While the G20 efforts to manage global aggregate demand, exchange rate management and stronger regulation of the international financial sector have not worked out quite as planned, in Cannes the Group was further solidifying its role in directing the system of multilateral institutions. The G20 has assigned itself the job of determining international development cooperation policy. It is not the proper group to undertake such a job and it is not doing it well. A comment by Barry Herman
“International development cooperation” is understood here to mean the coherent and consistent application of the full panoply of policy measures that aim to boost economically, socially and environmentally sustainable and sustained development. By global agreement, it includes everything in the Monterrey Consensus, adopted in 2002 at the International Conference on Financing for Development, as well as the mandates and actions for sustainability that can be traced back to the “Earth Summit” of 1992 in Rio de Janeiro ...
The Euro Zone Summit on 12-13 July 2015 forced the Greek Syriza-led government into accepting practically all demands of the other euro zone states.
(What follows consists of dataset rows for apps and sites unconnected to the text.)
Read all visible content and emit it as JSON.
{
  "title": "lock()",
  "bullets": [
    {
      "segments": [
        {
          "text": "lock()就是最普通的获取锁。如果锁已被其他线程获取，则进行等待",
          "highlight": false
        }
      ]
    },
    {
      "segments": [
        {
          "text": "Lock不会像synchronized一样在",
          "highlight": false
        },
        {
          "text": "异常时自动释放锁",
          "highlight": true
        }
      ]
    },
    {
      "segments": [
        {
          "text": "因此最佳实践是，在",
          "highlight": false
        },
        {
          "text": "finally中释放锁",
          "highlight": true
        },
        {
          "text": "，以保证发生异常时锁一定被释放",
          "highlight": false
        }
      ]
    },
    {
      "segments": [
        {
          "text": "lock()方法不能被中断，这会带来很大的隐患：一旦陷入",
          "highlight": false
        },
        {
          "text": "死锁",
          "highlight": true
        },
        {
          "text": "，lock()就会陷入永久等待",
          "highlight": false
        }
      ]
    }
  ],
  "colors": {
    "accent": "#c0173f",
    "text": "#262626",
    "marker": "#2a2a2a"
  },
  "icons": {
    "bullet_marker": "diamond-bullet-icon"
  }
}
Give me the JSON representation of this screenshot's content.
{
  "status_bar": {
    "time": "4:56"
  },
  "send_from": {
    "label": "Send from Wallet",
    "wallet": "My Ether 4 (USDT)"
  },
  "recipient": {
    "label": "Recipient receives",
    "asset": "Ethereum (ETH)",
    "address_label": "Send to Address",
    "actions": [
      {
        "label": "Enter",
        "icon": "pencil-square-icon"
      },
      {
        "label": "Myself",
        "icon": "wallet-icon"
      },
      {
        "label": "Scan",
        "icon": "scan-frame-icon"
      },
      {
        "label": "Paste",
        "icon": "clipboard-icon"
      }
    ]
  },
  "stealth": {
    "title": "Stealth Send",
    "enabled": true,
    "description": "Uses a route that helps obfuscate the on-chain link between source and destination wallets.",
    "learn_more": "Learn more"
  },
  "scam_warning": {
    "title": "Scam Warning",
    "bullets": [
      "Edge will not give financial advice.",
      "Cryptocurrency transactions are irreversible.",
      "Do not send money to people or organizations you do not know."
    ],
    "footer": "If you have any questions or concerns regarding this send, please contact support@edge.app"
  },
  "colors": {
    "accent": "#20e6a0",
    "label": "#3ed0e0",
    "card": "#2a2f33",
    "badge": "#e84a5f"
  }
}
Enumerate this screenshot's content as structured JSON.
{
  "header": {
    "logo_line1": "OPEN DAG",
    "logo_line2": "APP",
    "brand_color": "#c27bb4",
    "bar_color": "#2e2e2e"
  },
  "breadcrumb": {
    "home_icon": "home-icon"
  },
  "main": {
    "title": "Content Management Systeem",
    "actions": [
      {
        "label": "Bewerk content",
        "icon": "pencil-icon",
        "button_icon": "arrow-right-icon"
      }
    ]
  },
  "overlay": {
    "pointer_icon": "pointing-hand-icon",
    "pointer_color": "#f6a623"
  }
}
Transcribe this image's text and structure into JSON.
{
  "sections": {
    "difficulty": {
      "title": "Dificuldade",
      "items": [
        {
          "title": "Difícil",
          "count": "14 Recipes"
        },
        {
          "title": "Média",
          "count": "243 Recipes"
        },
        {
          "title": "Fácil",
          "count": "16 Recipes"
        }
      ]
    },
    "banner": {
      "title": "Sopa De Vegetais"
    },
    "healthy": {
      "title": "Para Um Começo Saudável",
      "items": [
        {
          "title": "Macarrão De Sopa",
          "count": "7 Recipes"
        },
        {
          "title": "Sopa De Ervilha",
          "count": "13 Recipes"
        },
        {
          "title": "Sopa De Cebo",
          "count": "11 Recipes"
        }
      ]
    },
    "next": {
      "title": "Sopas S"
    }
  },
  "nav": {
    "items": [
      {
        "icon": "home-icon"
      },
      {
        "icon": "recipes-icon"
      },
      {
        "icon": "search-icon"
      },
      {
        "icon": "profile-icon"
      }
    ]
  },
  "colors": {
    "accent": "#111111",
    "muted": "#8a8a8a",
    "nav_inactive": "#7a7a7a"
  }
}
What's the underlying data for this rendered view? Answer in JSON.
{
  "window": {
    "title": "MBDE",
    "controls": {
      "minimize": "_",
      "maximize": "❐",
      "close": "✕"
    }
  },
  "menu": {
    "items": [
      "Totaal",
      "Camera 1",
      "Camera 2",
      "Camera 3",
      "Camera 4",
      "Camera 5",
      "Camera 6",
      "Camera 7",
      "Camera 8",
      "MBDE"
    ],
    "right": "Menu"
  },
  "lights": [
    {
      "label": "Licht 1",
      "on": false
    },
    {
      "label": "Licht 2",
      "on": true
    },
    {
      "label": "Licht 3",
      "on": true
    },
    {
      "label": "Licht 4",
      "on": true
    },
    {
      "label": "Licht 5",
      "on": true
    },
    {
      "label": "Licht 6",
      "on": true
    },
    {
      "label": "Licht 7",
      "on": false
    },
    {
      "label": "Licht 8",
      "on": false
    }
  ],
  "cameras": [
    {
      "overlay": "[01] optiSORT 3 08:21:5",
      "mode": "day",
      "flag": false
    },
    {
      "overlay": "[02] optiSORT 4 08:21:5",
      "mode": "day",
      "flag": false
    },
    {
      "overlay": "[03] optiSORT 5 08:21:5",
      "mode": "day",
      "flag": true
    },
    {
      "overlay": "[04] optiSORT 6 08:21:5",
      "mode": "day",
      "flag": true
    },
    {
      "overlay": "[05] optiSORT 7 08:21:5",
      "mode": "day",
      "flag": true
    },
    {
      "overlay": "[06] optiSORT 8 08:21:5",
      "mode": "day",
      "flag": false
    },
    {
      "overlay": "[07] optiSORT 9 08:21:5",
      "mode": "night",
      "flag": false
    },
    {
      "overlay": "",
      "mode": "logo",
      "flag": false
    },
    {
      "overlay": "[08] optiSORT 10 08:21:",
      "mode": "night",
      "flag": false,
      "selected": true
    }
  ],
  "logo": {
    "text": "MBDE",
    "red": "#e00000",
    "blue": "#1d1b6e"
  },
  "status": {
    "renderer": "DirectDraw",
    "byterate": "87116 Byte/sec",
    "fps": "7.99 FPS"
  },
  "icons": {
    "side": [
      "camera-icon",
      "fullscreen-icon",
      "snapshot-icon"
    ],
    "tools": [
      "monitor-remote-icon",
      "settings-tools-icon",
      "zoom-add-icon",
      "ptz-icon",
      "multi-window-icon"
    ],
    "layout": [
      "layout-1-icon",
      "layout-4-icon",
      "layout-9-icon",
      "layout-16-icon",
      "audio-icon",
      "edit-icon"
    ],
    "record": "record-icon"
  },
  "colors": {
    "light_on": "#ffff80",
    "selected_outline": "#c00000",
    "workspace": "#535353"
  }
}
In return, the Greek government received the prospect that negotiations on renewed credit programme might commence and the vague promise that longer grace and payment periods on the Greek debt might be considered.
Everything is possible. The crisis has reached such a precipitating dynamics, that nobody is able to fully control the process. There might still come a last minute muddling through compromise. But there might also be insolvency and a subsequent Grexit either by accident or by intention.
Two crucial issues are dealt with in the new World Investment Report: A fundamental reform of the international investment regime and more coherence between international tax and investment policies. According to the authors of the report there must be no contradiction between the policy imperative of taking action against tax avoidance and facilitating productive investment in sustainable development.
At its 104th conference in the first half of June, the International Labour Organization (ILO) has adopted a new international labour standard that is expected to help hundreds of millions of workers and economic units move out of informality and into the formal economy.
What do the writer-activist Naomi Klein, the academic economist Thomas Piketty, the art curator Okwui Enwezor and the Catholic Pope have in common? A cosmopolitan lifestyle? Concern for humanity? A knack for controversy? All of that. But something more substantive too.